- Records supplied:
=== Section Start ===

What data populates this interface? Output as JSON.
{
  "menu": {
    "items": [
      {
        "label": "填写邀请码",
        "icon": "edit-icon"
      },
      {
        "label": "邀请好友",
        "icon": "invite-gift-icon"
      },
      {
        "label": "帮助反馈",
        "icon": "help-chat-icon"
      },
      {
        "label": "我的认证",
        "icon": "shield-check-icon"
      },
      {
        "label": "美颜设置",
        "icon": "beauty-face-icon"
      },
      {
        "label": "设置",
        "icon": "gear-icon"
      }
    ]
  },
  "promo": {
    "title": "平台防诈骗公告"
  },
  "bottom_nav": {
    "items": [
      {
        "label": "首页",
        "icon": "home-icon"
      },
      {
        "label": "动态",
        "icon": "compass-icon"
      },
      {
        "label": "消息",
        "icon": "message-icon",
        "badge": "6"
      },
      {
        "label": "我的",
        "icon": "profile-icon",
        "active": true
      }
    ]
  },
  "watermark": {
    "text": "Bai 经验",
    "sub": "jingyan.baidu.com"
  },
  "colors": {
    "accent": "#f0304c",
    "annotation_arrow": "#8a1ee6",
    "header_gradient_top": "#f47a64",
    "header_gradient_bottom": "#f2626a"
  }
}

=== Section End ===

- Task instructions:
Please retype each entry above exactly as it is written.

- Answer below:
What data populates this interface? Output as JSON.
{
  "menu": {
    "items": [
      {
        "label": "填写邀请码",
        "icon": "edit-icon"
      },
      {
        "label": "邀请好友",
        "icon": "invite-gift-icon"
      },
      {
        "label": "帮助反馈",
        "icon": "help-chat-icon"
      },
      {
        "label": "我的认证",
        "icon": "shield-check-icon"
      },
      {
        "label": "美颜设置",
        "icon": "beauty-face-icon"
      },
      {
        "label": "设置",
        "icon": "gear-icon"
      }
    ]
  },
  "promo": {
    "title": "平台防诈骗公告"
  },
  "bottom_nav": {
    "items": [
      {
        "label": "首页",
        "icon": "home-icon"
      },
      {
        "label": "动态",
        "icon": "compass-icon"
      },
      {
        "label": "消息",
        "icon": "message-icon",
        "badge": "6"
      },
      {
        "label": "我的",
        "icon": "profile-icon",
        "active": true
      }
    ]
  },
  "watermark": {
    "text": "Bai 经验",
    "sub": "jingyan.baidu.com"
  },
  "colors": {
    "accent": "#f0304c",
    "annotation_arrow": "#8a1ee6",
    "header_gradient_top": "#f47a64",
    "header_gradient_bottom": "#f2626a"
  }
}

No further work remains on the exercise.